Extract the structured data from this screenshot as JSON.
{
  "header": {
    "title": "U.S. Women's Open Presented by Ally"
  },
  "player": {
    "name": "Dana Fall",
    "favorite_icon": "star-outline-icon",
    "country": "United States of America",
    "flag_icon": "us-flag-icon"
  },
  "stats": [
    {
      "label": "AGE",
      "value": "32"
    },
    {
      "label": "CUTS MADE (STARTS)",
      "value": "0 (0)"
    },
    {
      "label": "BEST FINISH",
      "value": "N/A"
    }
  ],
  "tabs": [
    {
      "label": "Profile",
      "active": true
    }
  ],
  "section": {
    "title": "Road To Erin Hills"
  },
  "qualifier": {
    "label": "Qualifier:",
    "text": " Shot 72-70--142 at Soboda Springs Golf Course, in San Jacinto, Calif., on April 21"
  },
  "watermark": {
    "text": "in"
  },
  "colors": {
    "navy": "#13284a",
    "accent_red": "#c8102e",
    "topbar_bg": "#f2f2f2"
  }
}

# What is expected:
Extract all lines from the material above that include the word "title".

# Response to this exercise:
    "title": "U.S. Women's Open Presented by Ally"
    "title": "Road To Erin Hills"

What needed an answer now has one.